### Task material
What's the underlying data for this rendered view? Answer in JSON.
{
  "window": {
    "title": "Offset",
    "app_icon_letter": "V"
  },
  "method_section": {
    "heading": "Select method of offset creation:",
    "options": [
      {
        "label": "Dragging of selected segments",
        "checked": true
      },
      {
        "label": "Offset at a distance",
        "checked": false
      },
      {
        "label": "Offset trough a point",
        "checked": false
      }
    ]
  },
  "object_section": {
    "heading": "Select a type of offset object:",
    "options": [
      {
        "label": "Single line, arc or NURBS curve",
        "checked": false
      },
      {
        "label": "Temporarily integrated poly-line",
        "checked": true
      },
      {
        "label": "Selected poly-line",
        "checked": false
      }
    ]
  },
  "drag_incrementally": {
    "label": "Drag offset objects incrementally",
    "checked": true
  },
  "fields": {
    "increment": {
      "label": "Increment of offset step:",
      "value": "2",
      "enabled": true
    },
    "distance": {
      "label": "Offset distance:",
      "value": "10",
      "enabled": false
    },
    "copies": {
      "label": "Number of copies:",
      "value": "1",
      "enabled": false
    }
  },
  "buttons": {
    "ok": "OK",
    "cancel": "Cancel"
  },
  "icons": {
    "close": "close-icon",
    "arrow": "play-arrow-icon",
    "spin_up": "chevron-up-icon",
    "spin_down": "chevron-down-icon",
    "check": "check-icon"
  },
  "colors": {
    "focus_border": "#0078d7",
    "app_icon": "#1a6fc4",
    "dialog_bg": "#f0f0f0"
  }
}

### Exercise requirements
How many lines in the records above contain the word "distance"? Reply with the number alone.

### Answer to the exercise
3